A newly described pointy-nosed, rat-like animal did not just crawl out of some unsuspecting city's sewers. Rather, this now-extinct species spent its time scampering among prehistoric trees some 160 million years ago during China's Jurassic period. Its modern appearance might seem unremarkable, but its advanced anatomical features—both internal and external—are exactly what have drawn the attention of scientists.
Juramaia sinensis was a small (15- to 17-gram) insect-eater that likely used its short legs to climb trees in search of food and shelter. Unearthed in the Liaoning Province, much of its skeleton was found fossilized along with all of its teeth, part of its skull and even some hairs.
It also had a strange reproductive strategy—at least for that era. Instead of laying eggs (like a "monotreme" relative the platypus) or carrying tiny young to term in a pouch (like a "metatherian," a marsupial, such as a kangaroo), it was a "eutherian," which means that it bore full-term live young like most of today's mammals do, thanks to a nutrient-rich placenta.
This find "establishes a much older geological time for the split of the metatherian-marsupial and the eutherian-placental lineages than previously shown by the fossil record," by a good 35 million years, the researchers report in their paper, which was published online August 24 in Nature (Scientific American is part of Nature Publishing Group).

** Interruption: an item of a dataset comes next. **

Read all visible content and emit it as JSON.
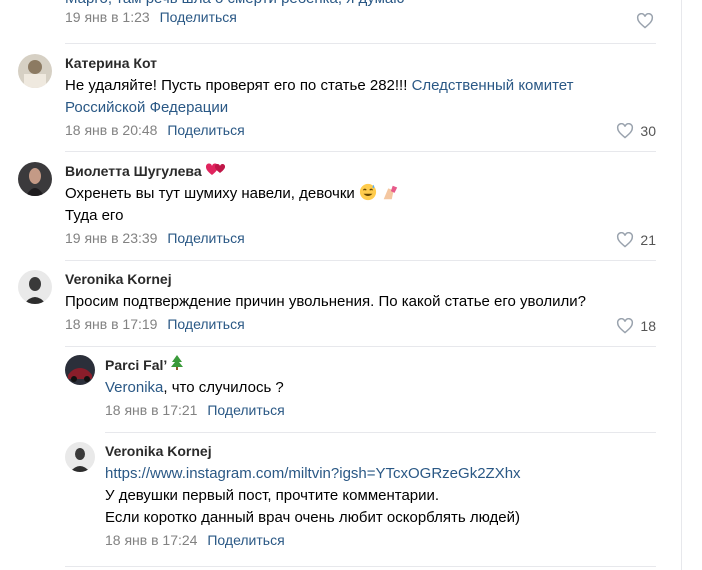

"Understanding the beginning point of placentals is a crucial issue in the study of all mammalian evolution," Zhe-Xi Luo, of the Carnegie Museum of Natural History in Pittsburgh and co-author of the new paper, said in a prepared statement. The establishment of when our early mammal ancestors first gained key capabilities, such as the placenta to nourish developing offspring, helps researchers obtain a better sense of the mammalian evolutionary timeframe—and its pacing. The new findings align closer to previous estimates that had been made using a DNA-based "molecular clock" model to arrive at divergence times than those based on an earlier find—the 125-million-year-old Eomaia.
Although the exact evolutionary path from the early eutherian mammals has yet to be traced, Luo noted that "Juramaia, from 160 million years ago, is either a great-great-aunt or a great-grandmother of all placental mammals that are thriving today."